──────── EXERCISE DATA ────────

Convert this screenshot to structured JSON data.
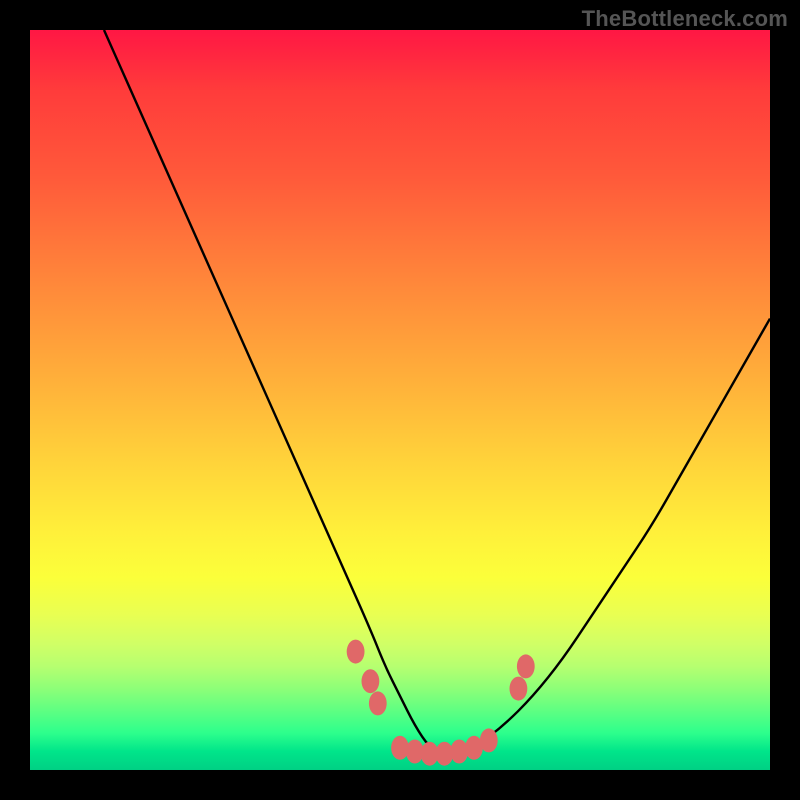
{
  "watermark": {
    "text": "TheBottleneck.com",
    "font_size_px": 22
  },
  "chart_data": {
    "type": "line",
    "title": "",
    "xlabel": "",
    "ylabel": "",
    "xlim": [
      0,
      100
    ],
    "ylim": [
      0,
      100
    ],
    "grid": false,
    "legend": false,
    "background_gradient": {
      "direction": "vertical",
      "stops": [
        {
          "pct": 0,
          "color": "#ff1744"
        },
        {
          "pct": 50,
          "color": "#ffc53a"
        },
        {
          "pct": 75,
          "color": "#fff03a"
        },
        {
          "pct": 100,
          "color": "#00d084"
        }
      ]
    },
    "series": [
      {
        "name": "bottleneck-curve",
        "color": "#000000",
        "x": [
          10,
          14,
          18,
          22,
          26,
          30,
          34,
          38,
          42,
          46,
          48,
          50,
          52,
          54,
          56,
          58,
          60,
          64,
          68,
          72,
          76,
          80,
          84,
          88,
          92,
          96,
          100
        ],
        "y": [
          100,
          91,
          82,
          73,
          64,
          55,
          46,
          37,
          28,
          19,
          14,
          10,
          6,
          3,
          2,
          2,
          3,
          6,
          10,
          15,
          21,
          27,
          33,
          40,
          47,
          54,
          61
        ]
      }
    ],
    "markers": {
      "name": "highlight-dots",
      "color": "#e06868",
      "radius_pct": 1.2,
      "points": [
        {
          "x": 44,
          "y": 16
        },
        {
          "x": 46,
          "y": 12
        },
        {
          "x": 47,
          "y": 9
        },
        {
          "x": 50,
          "y": 3
        },
        {
          "x": 52,
          "y": 2.5
        },
        {
          "x": 54,
          "y": 2.2
        },
        {
          "x": 56,
          "y": 2.2
        },
        {
          "x": 58,
          "y": 2.5
        },
        {
          "x": 60,
          "y": 3
        },
        {
          "x": 62,
          "y": 4
        },
        {
          "x": 66,
          "y": 11
        },
        {
          "x": 67,
          "y": 14
        }
      ]
    }
  }
}
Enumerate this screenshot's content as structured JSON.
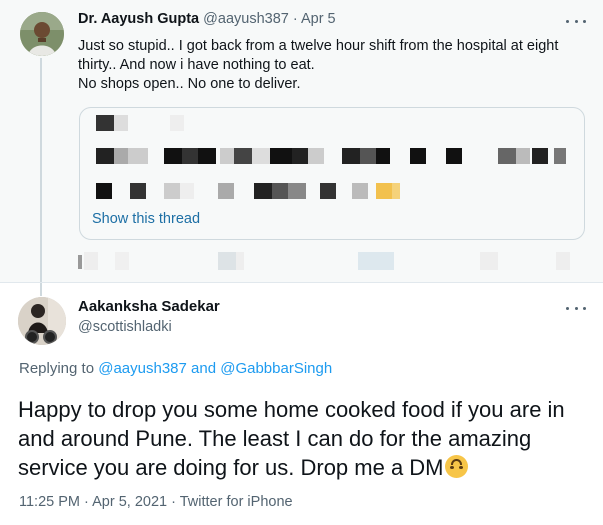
{
  "tweet1": {
    "name": "Dr. Aayush Gupta",
    "handle": "@aayush387",
    "separator": "·",
    "date": "Apr 5",
    "lines": [
      "Just so stupid.. I got back from a twelve hour shift from the hospital at eight",
      "thirty.. And now i have nothing to eat.",
      "No shops open.. No one to deliver."
    ],
    "quote": {
      "show_thread_label": "Show this thread",
      "content": "pixelated (blurred) quoted text"
    },
    "more_icon": "more-dots-icon"
  },
  "tweet2": {
    "name": "Aakanksha Sadekar",
    "handle": "@scottishladki",
    "replying_prefix": "Replying to",
    "replying_to": [
      "@aayush387",
      "@GabbbarSingh"
    ],
    "replying_joiner": "and",
    "body": "Happy to drop you some home cooked food if you are in and around Pune. The least I can do for the amazing service you are doing for us. Drop me a DM",
    "emoji_icon": "upside-down-face-emoji",
    "time": "11:25 PM",
    "separator": "·",
    "date": "Apr 5, 2021",
    "source": "Twitter for iPhone",
    "more_icon": "more-dots-icon"
  },
  "colors": {
    "text": "#0f1419",
    "secondary": "#536471",
    "link": "#1d9bf0",
    "card_border": "#cfd9de",
    "top_bg": "#f7f9f9"
  }
}
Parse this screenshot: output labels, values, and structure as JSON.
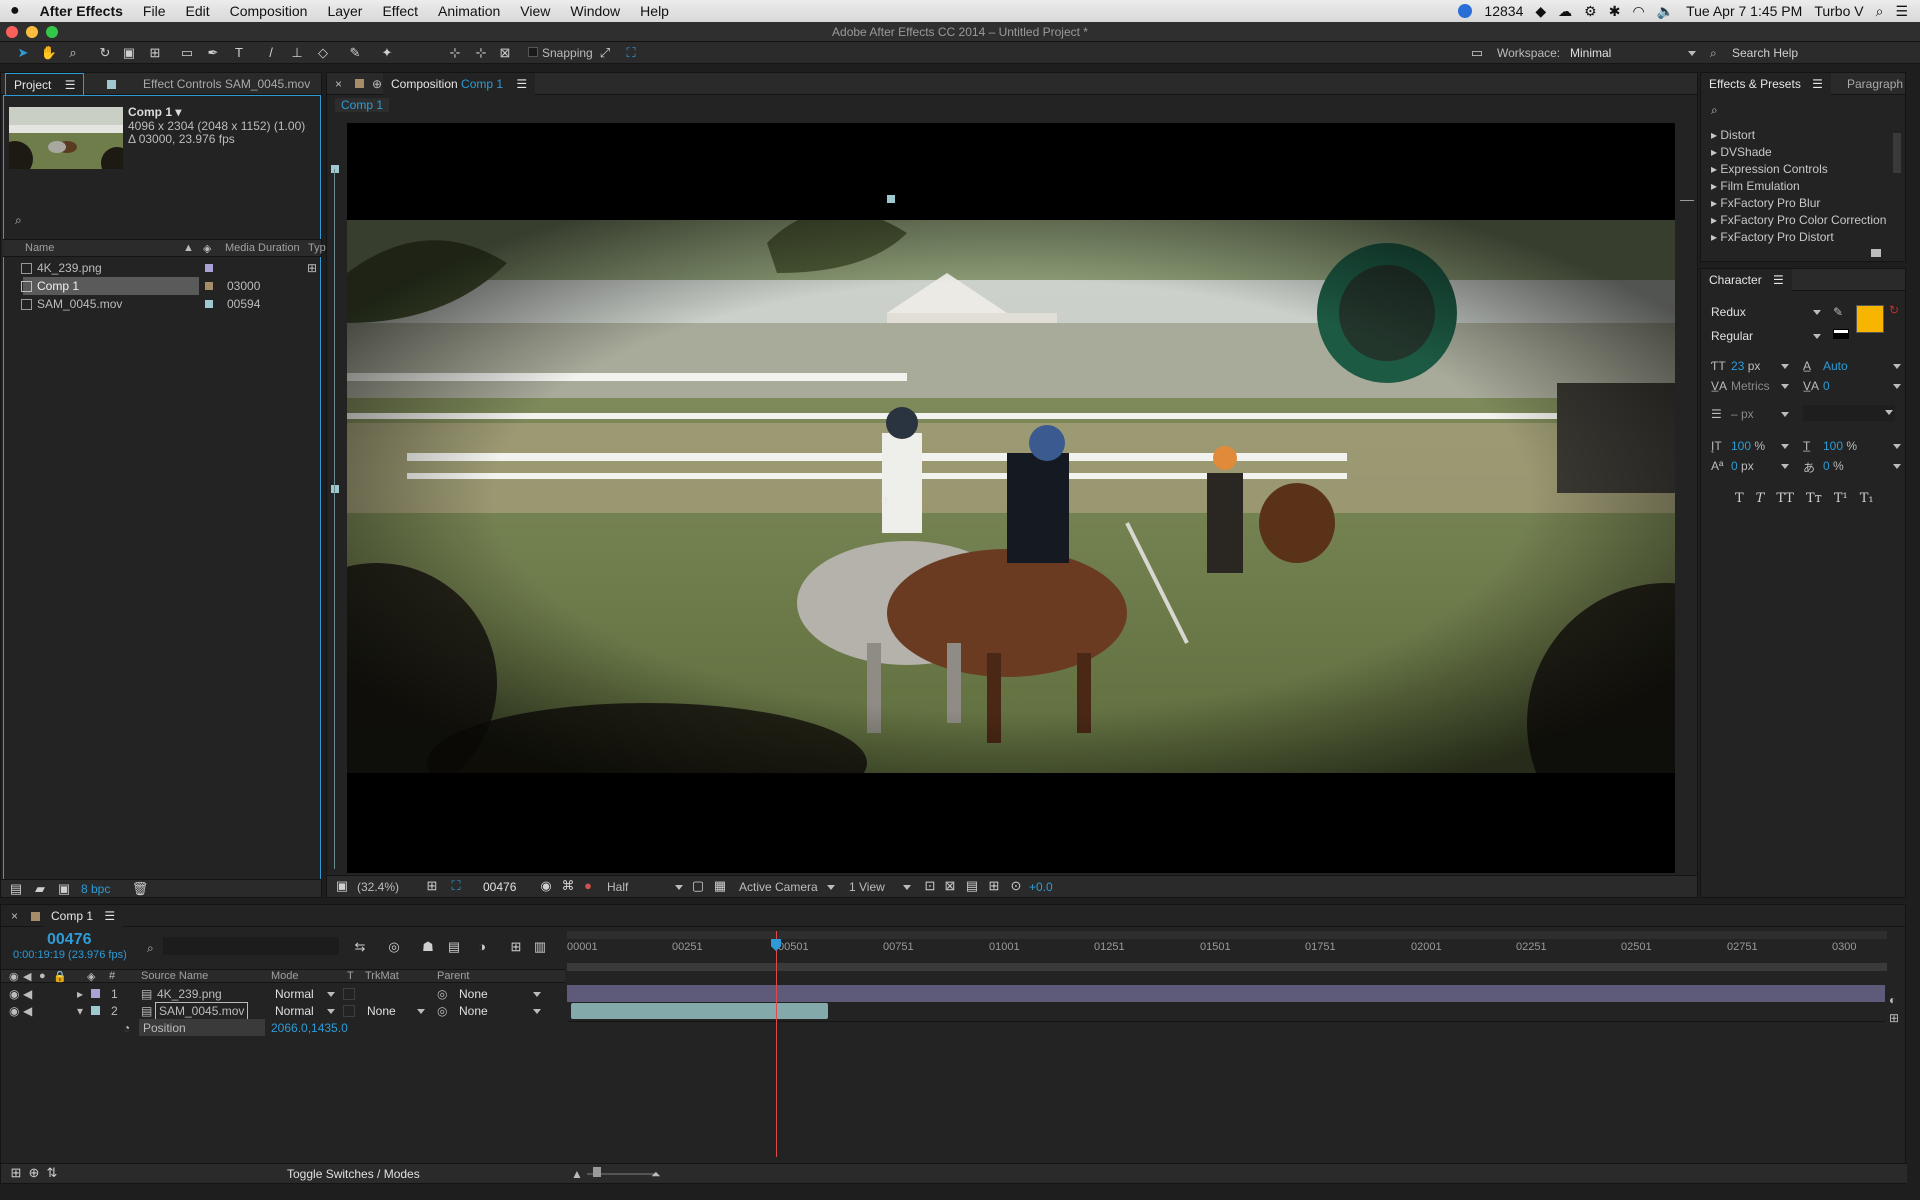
{
  "menubar": {
    "app": "After Effects",
    "items": [
      "File",
      "Edit",
      "Composition",
      "Layer",
      "Effect",
      "Animation",
      "View",
      "Window",
      "Help"
    ],
    "status_count": "12834",
    "clock": "Tue Apr 7  1:45 PM",
    "user": "Turbo V"
  },
  "window": {
    "title": "Adobe After Effects CC 2014 – Untitled Project *"
  },
  "toolbar": {
    "snapping": "Snapping",
    "workspace_label": "Workspace:",
    "workspace_value": "Minimal",
    "search_help": "Search Help"
  },
  "project": {
    "tab": "Project",
    "tab2": "Effect Controls SAM_0045.mov",
    "comp_name": "Comp 1 ▾",
    "comp_dims": "4096 x 2304  (2048 x 1152) (1.00)",
    "comp_dur": "Δ 03000, 23.976 fps",
    "col_name": "Name",
    "col_duration": "Media Duration",
    "col_type": "Typ",
    "items": [
      {
        "name": "4K_239.png",
        "duration": "",
        "color": "#a8a2d6"
      },
      {
        "name": "Comp 1",
        "duration": "03000",
        "color": "#a58d6a"
      },
      {
        "name": "SAM_0045.mov",
        "duration": "00594",
        "color": "#9ec9cf"
      }
    ],
    "bpc": "8 bpc"
  },
  "composition": {
    "header_label": "Composition",
    "header_name": "Comp 1",
    "tab": "Comp 1",
    "zoom": "(32.4%)",
    "timecode": "00476",
    "resolution": "Half",
    "camera": "Active Camera",
    "views": "1 View",
    "exposure": "+0.0"
  },
  "effects_presets": {
    "tab": "Effects & Presets",
    "tab2": "Paragraph",
    "items": [
      "Distort",
      "DVShade",
      "Expression Controls",
      "Film Emulation",
      "FxFactory Pro Blur",
      "FxFactory Pro Color Correction",
      "FxFactory Pro Distort"
    ]
  },
  "character": {
    "tab": "Character",
    "font": "Redux",
    "style": "Regular",
    "size": "23",
    "size_unit": "px",
    "leading": "Auto",
    "kerning": "Metrics",
    "tracking": "0",
    "stroke": "– px",
    "vscale": "100",
    "hscale": "100",
    "pct": "%",
    "baseline": "0",
    "baseline_unit": "px",
    "tsume": "0",
    "fill_color": "#f7b500",
    "style_buttons": [
      "T",
      "T",
      "TT",
      "Tт",
      "T¹",
      "T₁"
    ]
  },
  "timeline": {
    "tab": "Comp 1",
    "timecode": "00476",
    "time_sub": "0:00:19:19 (23.976 fps)",
    "col_source": "Source Name",
    "col_mode": "Mode",
    "col_t": "T",
    "col_trkmat": "TrkMat",
    "col_parent": "Parent",
    "ruler": [
      "00001",
      "00251",
      "00501",
      "00751",
      "01001",
      "01251",
      "01501",
      "01751",
      "02001",
      "02251",
      "02501",
      "02751",
      "0300"
    ],
    "layers": [
      {
        "num": "1",
        "name": "4K_239.png",
        "mode": "Normal",
        "trkmat": "",
        "parent": "None",
        "color": "#a8a2d6"
      },
      {
        "num": "2",
        "name": "SAM_0045.mov",
        "mode": "Normal",
        "trkmat": "None",
        "parent": "None",
        "color": "#9ec9cf"
      }
    ],
    "property_name": "Position",
    "property_value": "2066.0,1435.0",
    "toggle_label": "Toggle Switches / Modes",
    "playhead_frame": 476,
    "total_frames": 3000
  }
}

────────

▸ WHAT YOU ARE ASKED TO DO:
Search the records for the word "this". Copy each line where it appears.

▸ YOUR RESPONSE:
Convert this screenshot to structured JSON data.
Enumerate this screenshot's content as structured JSON.
      "show_thread_label": "Show this thread",
Parse this screenshot: output labels, values, and structure as JSON.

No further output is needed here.